Excerpts from an interface dataset:

+ + + + +

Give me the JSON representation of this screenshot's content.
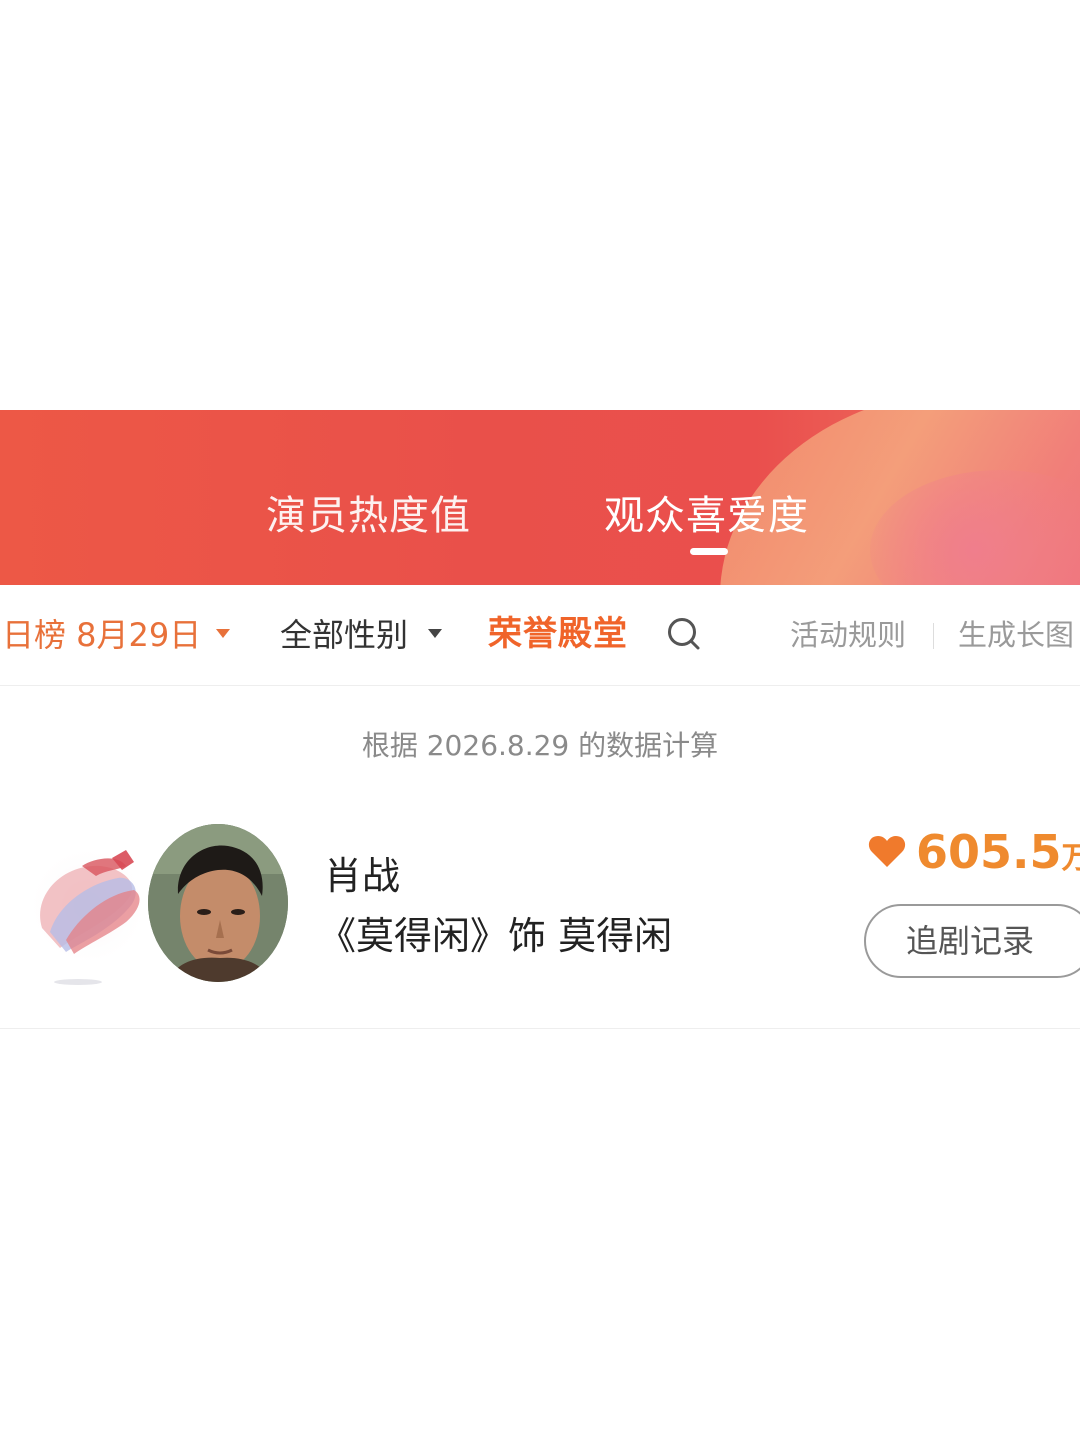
{
  "header": {
    "tabs": [
      {
        "label": "演员热度值",
        "active": false
      },
      {
        "label": "观众喜爱度",
        "active": true
      }
    ],
    "colors": {
      "banner": "#e9504a",
      "accent": "#f0642a"
    }
  },
  "filters": {
    "date_label": "日榜 8月29日",
    "gender_label": "全部性别",
    "honor_label": "荣誉殿堂",
    "rules_label": "活动规则",
    "long_image_label": "生成长图"
  },
  "note": "根据 2026.8.29 的数据计算",
  "ranking": [
    {
      "name": "肖战",
      "role": "《莫得闲》饰 莫得闲",
      "score": "605.5",
      "score_unit": "万",
      "record_button": "追剧记录",
      "icons": {
        "score": "heart-icon",
        "badge": "rank-badge"
      }
    }
  ]
}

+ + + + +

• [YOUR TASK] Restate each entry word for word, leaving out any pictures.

• [ANSWER FOR THE TASK]
Give me the JSON representation of this screenshot's content.
{
  "header": {
    "tabs": [
      {
        "label": "演员热度值",
        "active": false
      },
      {
        "label": "观众喜爱度",
        "active": true
      }
    ],
    "colors": {
      "banner": "#e9504a",
      "accent": "#f0642a"
    }
  },
  "filters": {
    "date_label": "日榜 8月29日",
    "gender_label": "全部性别",
    "honor_label": "荣誉殿堂",
    "rules_label": "活动规则",
    "long_image_label": "生成长图"
  },
  "note": "根据 2026.8.29 的数据计算",
  "ranking": [
    {
      "name": "肖战",
      "role": "《莫得闲》饰 莫得闲",
      "score": "605.5",
      "score_unit": "万",
      "record_button": "追剧记录",
      "icons": {
        "score": "heart-icon",
        "badge": "rank-badge"
      }
    }
  ]
}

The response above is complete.